→ **Assignment**
Show each line of the data below in which "name" occurs.

→ **Data records**

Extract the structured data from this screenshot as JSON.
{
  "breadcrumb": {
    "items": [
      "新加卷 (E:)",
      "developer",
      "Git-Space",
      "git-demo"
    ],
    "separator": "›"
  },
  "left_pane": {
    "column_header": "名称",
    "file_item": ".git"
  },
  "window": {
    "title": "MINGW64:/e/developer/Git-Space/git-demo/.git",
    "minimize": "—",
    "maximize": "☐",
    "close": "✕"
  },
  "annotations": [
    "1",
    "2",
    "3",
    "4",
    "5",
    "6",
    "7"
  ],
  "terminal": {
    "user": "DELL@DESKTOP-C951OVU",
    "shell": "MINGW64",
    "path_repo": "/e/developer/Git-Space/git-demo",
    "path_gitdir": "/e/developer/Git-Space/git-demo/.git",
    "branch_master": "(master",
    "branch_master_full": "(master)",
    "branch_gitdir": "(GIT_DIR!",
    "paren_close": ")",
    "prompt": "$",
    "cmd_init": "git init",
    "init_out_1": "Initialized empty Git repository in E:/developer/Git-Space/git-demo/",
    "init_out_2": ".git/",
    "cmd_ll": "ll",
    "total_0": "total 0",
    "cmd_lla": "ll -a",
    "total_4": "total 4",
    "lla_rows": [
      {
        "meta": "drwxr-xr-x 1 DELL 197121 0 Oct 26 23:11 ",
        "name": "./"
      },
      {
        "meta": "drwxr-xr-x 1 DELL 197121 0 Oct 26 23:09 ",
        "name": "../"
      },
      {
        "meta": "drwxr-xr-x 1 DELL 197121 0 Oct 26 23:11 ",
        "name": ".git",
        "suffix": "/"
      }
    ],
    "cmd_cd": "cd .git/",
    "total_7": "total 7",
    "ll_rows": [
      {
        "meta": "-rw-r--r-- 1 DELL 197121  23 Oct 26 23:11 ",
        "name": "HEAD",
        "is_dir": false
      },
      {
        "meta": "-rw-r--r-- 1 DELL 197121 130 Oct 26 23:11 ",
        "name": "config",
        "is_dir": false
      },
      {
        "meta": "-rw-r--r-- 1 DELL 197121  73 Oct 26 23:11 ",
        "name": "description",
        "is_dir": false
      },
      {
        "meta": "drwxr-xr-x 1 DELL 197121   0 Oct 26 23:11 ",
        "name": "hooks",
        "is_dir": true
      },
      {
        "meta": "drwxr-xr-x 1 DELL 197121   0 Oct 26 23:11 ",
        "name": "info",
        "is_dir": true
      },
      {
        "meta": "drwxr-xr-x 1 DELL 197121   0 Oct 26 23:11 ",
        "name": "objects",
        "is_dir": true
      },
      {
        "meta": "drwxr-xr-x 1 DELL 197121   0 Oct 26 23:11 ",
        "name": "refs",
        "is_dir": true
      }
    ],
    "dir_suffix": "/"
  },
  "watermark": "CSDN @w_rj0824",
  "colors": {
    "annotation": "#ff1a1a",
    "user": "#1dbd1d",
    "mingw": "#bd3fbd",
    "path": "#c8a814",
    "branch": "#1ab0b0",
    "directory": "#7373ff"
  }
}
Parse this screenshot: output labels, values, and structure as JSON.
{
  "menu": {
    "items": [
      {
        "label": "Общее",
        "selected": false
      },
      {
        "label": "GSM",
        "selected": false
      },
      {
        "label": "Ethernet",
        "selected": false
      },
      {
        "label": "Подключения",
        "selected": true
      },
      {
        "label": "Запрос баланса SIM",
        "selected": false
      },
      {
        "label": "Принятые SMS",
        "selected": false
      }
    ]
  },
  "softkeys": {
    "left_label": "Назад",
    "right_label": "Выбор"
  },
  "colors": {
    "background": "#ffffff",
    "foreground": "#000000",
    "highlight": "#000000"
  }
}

→ **Task output**
        "name": "./"
        "name": "../"
        "name": ".git",
        "name": "HEAD",
        "name": "config",
        "name": "description",
        "name": "hooks",
        "name": "info",
        "name": "objects",
        "name": "refs",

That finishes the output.